More electric talk, but real exciting this time
- September 21, 2019
- Auto Extended Warranty, Extended Auto Warranty, Extended Car Warranty
- Posted by Michael Robinson
- Comments Off on More electric talk, but real exciting this time
Now that we’ve officially entered the electric vehicle (EV) era, the current objective isn’t necessarily how to fabricate more and more EVs. But rather, improving the value proposition to buy an EV, and that starts with its power. EVs need electricity, obviously. That current comes through power stations. But something we’ve touched on earlier is what if said electricity charge could be harnessed while the car is driving. And better yet, what if it were free.
Sunlight, people, that very ball that emits its light and warmth upon us daily (unless you live in Seattle). But even if you live in Seattle there is enough of it. Toyota in conjunction with the New Energy and Industrial Technology Development Organization of Japan (NEDO for short), have teamed up to outfit a Toyota Prius with solar panels which would allow the car to never have to recharge … ever again. The biggest barrier to full EV adoption is the infrastructure of charging stations that need to be rolled out. This is expensive while petrol stations have dominated the market for decades. Unseating them or even competing will be challenging to say the least.
NEDO openly admits this is not a technology that the world will see widely used over the next decade. In fact, Toyota and Hyundai already came out with a commercial car with solar panels on the roof, but they couldn’t power much. In short, the project quickly failed.
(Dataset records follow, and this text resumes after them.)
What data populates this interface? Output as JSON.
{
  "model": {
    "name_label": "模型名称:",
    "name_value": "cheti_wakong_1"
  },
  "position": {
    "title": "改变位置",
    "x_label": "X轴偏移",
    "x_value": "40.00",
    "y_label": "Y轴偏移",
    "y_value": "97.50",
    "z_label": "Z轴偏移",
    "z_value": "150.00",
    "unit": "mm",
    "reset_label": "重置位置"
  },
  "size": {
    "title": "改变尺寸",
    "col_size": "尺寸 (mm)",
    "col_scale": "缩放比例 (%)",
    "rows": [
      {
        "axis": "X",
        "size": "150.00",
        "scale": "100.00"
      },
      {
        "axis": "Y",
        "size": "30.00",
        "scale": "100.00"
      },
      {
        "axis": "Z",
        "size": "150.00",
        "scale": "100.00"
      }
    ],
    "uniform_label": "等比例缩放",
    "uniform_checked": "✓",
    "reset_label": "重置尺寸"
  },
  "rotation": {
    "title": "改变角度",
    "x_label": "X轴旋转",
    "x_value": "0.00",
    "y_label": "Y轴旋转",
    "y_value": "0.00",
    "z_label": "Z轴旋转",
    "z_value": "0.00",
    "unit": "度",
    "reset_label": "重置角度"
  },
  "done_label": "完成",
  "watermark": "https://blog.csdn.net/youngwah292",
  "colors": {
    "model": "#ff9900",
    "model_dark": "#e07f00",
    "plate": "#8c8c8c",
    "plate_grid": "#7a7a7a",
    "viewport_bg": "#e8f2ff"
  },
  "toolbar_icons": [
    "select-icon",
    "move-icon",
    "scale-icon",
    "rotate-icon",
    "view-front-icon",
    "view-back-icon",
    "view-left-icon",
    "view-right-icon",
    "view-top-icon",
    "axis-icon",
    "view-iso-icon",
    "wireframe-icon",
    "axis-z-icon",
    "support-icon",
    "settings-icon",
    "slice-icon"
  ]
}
Toyota has been testing their Prius for over 8 months now, and while development has been slow, a company named Sharp joined forces and managed to convert sunlight at an efficiency level of roughly 34%. This is compared to 20% for current market offers.
If one compares the Prius PHV and the Solar Prius Prototype, on nearly every metric the Prototype wins out. It yields more solar conversion efficiency as mentioned above, sports a driving range of 44.5 kilometers compared to 1.6, and the driving range while charging is understandably superior – 56.3 kilometers compared to 0. This has also peaked China’s interest which is testing the cars on what is known as “intelligent highways,” a highway that buries mapping sensors, electric rechargers and solar panels under transparent concrete. Hanargy Holding Group now has four cars powered exclusively by solar panels but they are not ready for street use as of yet.
This is honestly exciting news because it is the first breakthrough that addresses the elephant in the room – how to power an industry with charging stations where gas stations have already beaten them to the market. If this can get moving we feel this is where an EV future is headed.